Then He gave it to His disciples saying: This is my blood of the new covenant between you and my Father shed so that you may know life.

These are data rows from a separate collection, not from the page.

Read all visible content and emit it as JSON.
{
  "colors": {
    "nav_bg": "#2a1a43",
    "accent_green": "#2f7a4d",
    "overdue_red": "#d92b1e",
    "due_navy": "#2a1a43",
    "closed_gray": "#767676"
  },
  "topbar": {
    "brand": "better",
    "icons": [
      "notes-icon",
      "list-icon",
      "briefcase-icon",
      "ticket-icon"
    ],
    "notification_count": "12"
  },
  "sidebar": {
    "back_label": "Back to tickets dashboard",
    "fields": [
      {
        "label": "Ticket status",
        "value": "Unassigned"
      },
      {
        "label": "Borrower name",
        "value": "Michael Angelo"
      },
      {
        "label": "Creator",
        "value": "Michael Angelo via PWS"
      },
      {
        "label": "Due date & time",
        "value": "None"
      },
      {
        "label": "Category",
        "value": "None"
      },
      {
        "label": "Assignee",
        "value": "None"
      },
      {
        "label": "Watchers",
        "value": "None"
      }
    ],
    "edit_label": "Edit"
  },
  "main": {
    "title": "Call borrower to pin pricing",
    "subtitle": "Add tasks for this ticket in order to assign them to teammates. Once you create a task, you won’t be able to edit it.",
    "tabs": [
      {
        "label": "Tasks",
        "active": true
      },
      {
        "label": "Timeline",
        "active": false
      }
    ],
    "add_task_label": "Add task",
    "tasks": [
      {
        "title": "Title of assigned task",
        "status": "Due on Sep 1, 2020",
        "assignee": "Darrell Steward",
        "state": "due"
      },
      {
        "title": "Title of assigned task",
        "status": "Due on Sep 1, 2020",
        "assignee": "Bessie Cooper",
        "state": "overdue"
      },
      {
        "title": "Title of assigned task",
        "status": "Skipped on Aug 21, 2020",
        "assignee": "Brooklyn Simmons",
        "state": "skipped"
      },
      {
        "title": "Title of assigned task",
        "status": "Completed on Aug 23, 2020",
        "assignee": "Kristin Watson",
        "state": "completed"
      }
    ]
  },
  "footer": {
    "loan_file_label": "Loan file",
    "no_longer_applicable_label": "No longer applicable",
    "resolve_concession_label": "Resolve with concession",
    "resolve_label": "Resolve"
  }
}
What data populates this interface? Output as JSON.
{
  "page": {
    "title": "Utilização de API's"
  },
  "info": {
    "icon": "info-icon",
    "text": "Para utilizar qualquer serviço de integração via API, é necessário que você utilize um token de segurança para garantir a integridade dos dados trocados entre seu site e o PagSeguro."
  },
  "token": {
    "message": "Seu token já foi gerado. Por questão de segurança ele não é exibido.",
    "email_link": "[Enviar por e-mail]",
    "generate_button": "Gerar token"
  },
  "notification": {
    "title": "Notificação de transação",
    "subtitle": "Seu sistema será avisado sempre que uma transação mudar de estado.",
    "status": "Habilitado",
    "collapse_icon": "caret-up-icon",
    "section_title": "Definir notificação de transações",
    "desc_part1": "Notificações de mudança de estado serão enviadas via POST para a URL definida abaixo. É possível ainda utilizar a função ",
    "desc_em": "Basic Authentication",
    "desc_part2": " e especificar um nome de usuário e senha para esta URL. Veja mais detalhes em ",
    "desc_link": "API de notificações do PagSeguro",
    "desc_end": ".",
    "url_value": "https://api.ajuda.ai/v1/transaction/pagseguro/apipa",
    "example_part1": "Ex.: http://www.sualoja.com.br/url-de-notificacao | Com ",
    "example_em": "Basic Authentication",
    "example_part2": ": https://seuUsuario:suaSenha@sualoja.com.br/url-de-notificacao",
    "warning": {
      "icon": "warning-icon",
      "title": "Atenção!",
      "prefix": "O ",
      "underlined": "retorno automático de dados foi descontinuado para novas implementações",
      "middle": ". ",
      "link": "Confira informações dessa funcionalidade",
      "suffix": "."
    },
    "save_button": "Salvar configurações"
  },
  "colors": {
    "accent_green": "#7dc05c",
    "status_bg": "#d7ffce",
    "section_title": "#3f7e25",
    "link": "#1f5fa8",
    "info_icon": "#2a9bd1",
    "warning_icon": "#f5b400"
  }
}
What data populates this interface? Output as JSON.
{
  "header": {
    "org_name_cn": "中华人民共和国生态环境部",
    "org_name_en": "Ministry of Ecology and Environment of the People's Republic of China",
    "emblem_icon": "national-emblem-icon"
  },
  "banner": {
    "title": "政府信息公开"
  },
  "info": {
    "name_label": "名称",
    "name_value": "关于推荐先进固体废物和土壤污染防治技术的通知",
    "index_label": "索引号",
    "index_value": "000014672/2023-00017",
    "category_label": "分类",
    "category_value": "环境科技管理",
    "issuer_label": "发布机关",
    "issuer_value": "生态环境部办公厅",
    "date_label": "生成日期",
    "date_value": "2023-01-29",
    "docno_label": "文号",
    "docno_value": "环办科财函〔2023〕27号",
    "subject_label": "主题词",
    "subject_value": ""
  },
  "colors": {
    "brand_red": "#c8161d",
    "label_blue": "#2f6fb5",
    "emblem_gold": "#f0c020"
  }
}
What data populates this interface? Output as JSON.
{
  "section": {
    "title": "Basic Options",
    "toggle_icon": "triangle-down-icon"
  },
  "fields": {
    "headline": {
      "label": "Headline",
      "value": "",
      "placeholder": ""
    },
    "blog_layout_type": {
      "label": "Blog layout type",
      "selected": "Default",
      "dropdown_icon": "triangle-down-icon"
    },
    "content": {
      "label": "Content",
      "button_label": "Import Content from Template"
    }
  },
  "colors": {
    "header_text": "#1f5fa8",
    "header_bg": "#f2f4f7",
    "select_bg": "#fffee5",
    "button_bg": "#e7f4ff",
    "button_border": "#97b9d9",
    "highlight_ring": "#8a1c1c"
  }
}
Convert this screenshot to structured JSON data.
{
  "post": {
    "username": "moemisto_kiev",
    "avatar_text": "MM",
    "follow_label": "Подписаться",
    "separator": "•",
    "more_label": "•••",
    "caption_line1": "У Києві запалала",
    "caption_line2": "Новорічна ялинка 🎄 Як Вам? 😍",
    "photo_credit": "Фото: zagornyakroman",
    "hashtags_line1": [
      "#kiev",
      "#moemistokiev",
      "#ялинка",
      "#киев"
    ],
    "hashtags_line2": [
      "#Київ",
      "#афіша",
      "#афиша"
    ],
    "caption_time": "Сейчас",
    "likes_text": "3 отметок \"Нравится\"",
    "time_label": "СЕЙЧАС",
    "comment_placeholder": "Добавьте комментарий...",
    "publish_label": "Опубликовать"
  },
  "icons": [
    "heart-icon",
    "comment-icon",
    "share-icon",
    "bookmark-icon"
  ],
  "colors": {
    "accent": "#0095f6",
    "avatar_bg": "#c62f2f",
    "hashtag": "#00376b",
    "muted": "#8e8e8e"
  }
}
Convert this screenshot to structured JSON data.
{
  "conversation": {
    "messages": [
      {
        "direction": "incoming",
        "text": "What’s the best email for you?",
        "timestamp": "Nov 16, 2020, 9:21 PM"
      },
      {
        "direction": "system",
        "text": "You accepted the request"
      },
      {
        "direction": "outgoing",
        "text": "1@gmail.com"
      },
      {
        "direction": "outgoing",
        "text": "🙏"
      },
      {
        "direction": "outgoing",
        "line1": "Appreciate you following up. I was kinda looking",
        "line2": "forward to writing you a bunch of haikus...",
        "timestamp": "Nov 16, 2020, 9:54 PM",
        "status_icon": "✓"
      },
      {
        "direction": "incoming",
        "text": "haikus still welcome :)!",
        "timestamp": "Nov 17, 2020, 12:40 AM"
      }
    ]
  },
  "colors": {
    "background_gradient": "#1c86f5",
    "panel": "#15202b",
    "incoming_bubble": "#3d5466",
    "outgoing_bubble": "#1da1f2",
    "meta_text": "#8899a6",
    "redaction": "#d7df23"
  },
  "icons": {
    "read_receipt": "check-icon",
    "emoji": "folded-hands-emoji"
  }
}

Take, drink and remember me!

Loving God, as we share in this meal, we celebrate together, and we remember You. And we will continue to do this until Resurrection has flooded the whole creation.


May this bread and this wine become for us in this moment your life-giving body and blood, And may we who share this meal, be joined with you, and with one another, as one body united in Resurrection life, and sharing with all of creation in your eternal salvation.


Together shall we pray.

The Lord’s Prayer

Our Father in heaven,
hallowed be your name,
your kingdom come,
your will be done,
on earth as in heaven.
Give us today our daily bread.
Forgive us our sins
as we forgive those who sin against us.
Lead us not into temptation
but deliver us from evil.
For the kingdom, the power,
and the glory are yours
now and for ever.


[Meal is eaten with these words:]

The body of Christ broken for our sins.


The blood of Christ, shed for our sins.



Let us pray.

Most gracious, God, you have fed us individually and collectively by your spirit
In that meal, we who have tasted your nourishing presence
will now rest in your deep love, because you have offered us life in the middle of a crisis.
Together, by your grace, we accept the life you offer.
And we give you thanks.


Hymn: The strife is o’er

Played and sung by Adrian Boynton, Director of Music

The strife is o’er, the battle done;
now is the Victor’s triumph won
O let the song of praise be sung:
Alleluia, alleluia, alleluia.

Death’s mightiest powers have done their worst,
and Jesus hath his foes dispersed;
let shouts of pray and joy outburst:
Alleluia, alleluia, alleluia.

On the third day he rose again
glorious in majesty to reign;
O let us swell the joyful strain:
Alleluia, alleluia, alleluia.

Lord, by the stripes that wounded thee
from death’s dread sting thy servants free,
that we may live, and sing to thee:
Alleluia, alleluia, alleluia.

Latin, probably 17th century
translated by Francis Potts (1832–1909)

Dismissal and Blessing

And now, my dear brothers and sisters:

Go on with your life in seclusion while practising safety for all
and have no doubt that Jesus is alive,
and he is with us today helping us to believe and overcome.

And may the blessings of God Almighty,
the Father, the Son and the Holy Spirit
be with each one of you wherever you are
today during this crisis, and all the times of our lives.


Recessional: Easter Hymn from Cavalleria Rusticana

Played by Adrian Boynton, Director of Music


May God’s blessing surround you each day,
as you trust Him and walk in His way.
May His presence within guard and keep you from sin,
go in peace, go in joy, go in love.

© 1982 Cliff Barrows


The music performed by Adrian Boynton was actually recorded as videos, but, as the service here on the Cornerstone website was presented as a single audio recording to play the whole service from beginning to end. It was not possible to ‘patch’ the video recordings into the sound stream.

However, if you would like to view the video recordings (which were all made before the Cornerstone building was closed), you will find them here: http://www.cornerstonemk.co.uk/music-videos-from-holy-communion-for-easter-2/.